“It was really frustrating to watch this vehicle sit out there for a while until it was time to get in,” Mark Nappi, Boeing’s Starliner program manager, told reporters Friday night.

However, the mission raises many other issues with the spacecraft’s onboard propellers, which maneuver and orient this vehicle as it sails through space. Two of these propellers closed prematurely shortly after the spacecraft reached orbit. Some other promoters had problems later.

Boeing launches Starliner astronaut capsule on unmanned test mission

Despite the setbacks, the spacecraft performed “beautifully,” according to Steve Stich, director of NASA’s Commercial Crew Program, which oversees the Starliner as well as SpaceX’s Crew Dragon program.

“Of course this is a test flight, and like those who probably watched it all day, you saw that we are learning along the way and it is very exciting,” Stich said in a press conference Friday night.

NASA and Boeing officials have said the launch issues are not a major concern because the Starliner has “many” built-in backups, Stich said. There are 48 such launchers in the vehicle and the built-in capsule computers can choose to use one launcher over another if it detects something slightly off.
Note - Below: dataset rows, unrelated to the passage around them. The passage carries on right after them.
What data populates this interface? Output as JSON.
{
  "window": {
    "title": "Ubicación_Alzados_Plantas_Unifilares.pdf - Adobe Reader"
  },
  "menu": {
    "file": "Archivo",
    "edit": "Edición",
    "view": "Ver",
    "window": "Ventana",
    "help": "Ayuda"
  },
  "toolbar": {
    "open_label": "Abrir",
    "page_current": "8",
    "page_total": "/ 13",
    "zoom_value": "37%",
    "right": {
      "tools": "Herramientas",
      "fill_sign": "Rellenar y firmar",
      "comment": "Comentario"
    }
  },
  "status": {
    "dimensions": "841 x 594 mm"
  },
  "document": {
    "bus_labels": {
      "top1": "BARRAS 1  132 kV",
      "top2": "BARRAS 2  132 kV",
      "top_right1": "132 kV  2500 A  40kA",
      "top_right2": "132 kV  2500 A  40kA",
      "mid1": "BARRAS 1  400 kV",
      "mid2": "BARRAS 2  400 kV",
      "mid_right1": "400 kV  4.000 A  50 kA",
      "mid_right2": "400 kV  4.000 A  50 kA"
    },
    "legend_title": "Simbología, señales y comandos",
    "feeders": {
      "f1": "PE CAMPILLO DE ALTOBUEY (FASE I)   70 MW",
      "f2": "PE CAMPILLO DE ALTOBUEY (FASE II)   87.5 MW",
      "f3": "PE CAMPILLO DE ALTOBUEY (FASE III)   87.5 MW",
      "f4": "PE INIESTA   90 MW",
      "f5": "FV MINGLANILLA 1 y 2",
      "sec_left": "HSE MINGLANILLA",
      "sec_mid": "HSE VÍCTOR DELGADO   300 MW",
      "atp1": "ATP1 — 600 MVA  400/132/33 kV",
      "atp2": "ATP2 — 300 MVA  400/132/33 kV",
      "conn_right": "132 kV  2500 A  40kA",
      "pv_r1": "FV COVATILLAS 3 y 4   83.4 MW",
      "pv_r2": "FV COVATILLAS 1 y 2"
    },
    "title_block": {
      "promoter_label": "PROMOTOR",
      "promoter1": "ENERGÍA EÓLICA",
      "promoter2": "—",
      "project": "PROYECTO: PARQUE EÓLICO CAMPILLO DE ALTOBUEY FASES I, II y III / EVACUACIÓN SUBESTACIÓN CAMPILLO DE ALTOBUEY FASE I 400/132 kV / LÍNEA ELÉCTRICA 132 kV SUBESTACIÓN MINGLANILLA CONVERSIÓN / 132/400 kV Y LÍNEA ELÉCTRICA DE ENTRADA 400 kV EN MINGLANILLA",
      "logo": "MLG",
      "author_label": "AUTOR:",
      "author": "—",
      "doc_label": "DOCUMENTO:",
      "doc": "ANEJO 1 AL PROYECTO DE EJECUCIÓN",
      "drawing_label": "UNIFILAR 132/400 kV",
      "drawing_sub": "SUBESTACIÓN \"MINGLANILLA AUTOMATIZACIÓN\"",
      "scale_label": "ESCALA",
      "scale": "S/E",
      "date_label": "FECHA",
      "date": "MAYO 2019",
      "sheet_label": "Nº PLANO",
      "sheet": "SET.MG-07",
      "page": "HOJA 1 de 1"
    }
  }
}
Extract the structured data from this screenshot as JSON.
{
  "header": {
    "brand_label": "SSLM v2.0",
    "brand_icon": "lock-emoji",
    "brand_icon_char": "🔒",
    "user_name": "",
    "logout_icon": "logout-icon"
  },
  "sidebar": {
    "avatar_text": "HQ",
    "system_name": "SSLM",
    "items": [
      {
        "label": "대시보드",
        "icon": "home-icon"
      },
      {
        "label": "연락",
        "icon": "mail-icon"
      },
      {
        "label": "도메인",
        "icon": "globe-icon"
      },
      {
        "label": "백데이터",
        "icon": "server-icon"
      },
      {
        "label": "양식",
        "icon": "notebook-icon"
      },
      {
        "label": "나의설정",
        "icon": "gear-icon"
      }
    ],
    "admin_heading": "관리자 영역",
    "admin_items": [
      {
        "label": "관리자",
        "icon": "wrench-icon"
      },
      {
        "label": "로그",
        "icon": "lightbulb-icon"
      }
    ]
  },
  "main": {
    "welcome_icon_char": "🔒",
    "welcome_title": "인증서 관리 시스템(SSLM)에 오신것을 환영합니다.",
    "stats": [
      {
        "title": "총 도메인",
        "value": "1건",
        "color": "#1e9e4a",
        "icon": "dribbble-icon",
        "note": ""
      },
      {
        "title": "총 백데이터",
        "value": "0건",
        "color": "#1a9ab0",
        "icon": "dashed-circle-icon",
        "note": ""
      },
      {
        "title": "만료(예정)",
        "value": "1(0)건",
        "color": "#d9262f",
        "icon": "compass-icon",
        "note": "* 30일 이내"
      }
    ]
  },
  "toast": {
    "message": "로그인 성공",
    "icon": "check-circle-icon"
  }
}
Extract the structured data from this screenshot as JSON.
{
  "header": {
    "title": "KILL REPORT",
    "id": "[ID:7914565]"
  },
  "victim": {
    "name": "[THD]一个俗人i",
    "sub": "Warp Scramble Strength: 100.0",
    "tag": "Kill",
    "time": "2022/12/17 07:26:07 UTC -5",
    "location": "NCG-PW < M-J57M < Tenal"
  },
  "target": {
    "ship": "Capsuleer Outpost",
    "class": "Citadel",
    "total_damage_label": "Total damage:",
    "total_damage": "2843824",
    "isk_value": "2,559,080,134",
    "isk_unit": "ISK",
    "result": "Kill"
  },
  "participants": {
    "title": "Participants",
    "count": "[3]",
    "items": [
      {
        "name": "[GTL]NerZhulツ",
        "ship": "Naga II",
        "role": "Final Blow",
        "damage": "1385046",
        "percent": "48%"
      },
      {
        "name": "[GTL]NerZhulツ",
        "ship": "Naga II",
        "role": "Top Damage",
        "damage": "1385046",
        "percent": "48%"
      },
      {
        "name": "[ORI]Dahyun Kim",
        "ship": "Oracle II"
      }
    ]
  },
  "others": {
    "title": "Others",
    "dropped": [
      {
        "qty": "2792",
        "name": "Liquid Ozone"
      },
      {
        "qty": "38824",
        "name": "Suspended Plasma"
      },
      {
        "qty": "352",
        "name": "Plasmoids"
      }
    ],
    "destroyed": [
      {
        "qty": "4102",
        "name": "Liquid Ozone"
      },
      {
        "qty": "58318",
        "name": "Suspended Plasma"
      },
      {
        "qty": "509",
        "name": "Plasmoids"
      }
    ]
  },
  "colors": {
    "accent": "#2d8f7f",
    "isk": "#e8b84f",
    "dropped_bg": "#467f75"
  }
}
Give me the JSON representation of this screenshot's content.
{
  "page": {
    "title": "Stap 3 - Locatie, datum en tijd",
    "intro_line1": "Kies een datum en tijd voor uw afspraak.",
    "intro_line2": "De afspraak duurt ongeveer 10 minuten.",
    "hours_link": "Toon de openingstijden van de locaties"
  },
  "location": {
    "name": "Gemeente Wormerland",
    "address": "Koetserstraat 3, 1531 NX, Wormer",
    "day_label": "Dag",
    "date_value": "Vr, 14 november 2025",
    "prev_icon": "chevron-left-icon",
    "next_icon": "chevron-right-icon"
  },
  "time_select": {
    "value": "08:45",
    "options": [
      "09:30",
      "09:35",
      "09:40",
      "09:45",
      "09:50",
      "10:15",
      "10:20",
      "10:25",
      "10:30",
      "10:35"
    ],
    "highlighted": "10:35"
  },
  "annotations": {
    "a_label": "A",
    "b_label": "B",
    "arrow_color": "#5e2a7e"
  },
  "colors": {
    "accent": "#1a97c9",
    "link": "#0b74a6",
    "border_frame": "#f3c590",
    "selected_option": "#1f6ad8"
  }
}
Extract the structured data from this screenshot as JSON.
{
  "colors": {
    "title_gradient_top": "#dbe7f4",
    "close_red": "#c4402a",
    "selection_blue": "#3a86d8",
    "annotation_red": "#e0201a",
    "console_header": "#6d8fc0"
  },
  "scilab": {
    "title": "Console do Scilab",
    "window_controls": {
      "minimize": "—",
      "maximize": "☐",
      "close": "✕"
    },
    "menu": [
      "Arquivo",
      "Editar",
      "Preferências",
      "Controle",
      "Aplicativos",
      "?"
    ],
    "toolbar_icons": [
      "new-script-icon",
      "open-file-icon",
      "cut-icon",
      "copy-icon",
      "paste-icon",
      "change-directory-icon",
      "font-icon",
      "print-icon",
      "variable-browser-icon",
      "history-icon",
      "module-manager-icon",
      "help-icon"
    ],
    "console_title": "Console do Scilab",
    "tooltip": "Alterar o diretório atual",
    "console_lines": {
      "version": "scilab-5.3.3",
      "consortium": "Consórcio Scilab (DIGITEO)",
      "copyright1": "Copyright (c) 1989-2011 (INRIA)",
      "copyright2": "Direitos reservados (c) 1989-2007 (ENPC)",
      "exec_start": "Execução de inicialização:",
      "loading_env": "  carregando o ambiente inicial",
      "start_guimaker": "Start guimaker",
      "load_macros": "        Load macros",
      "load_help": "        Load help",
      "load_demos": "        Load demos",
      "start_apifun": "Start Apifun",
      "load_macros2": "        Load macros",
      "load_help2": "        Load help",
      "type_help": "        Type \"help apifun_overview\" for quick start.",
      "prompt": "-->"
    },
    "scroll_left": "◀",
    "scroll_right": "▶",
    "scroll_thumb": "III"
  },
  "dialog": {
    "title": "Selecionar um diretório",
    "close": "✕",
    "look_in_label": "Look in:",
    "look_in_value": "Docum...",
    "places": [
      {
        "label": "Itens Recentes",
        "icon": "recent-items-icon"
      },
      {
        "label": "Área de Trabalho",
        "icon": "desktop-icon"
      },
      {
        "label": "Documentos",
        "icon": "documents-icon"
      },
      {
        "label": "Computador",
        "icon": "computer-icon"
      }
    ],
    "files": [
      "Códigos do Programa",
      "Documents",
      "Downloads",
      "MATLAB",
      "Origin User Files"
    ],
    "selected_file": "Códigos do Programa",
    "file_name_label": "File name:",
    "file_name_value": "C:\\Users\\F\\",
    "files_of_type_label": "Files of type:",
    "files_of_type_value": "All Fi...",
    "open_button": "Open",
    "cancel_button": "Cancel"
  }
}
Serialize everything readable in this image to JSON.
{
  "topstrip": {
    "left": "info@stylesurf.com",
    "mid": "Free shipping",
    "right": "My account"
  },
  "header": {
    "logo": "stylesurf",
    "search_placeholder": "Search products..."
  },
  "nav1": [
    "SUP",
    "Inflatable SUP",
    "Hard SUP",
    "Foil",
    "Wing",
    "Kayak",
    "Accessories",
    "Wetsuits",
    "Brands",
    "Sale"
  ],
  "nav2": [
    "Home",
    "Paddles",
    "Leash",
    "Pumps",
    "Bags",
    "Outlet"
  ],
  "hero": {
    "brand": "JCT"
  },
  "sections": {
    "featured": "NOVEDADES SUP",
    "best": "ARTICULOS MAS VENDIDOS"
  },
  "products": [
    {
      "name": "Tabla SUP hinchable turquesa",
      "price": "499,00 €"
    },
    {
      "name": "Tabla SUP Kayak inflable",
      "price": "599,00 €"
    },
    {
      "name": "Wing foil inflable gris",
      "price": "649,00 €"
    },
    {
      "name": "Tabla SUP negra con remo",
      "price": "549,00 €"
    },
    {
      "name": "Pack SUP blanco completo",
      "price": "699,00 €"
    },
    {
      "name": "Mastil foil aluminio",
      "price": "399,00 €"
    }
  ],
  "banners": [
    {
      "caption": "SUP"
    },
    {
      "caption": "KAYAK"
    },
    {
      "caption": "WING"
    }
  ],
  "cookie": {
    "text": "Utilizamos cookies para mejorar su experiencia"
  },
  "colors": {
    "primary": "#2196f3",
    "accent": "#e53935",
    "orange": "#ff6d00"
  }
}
Although Boeing wants to know why the launchers did not work as planned, according to Nappi, it may not happen.

“We may never know the real cause,” he said.

The engineers reduced the problems with the propeller to “six or seven” possible causes, with three seeming more likely. Zeroing in on the exact issue may require engineers to see the propellers in person, which can not happen because the propellers are attached to the service unit – a part that will be discarded and left to burn in the air before the Starliner does the controlled his return to Earth.

This is expected to happen in the coming days. The Starliner will disengage from the ISS, maneuver home, and then use its propellers to cut back into the thick part of the Earth’s atmosphere before parachuting into a landing in the New Mexico desert.

If all goes well, it will be a huge victory for Boeing, which is coming from years of delays and stagnation with Starliner.

The spacecraft’s first attempt to complete an orbital test mission in 2019 had to be returned prematurely from space, without completing the ISS connection, due to software problems. A second attempt to launch the Starliner into the ISS in August last year was canceled after pre-flight inspections revealed problems with the main valves stuck.

If this mission is completed safely, the Boeing Starliner could launch astronauts by the end of 2022.

Leave a Reply

Your email address will not be published. Required fields are marked *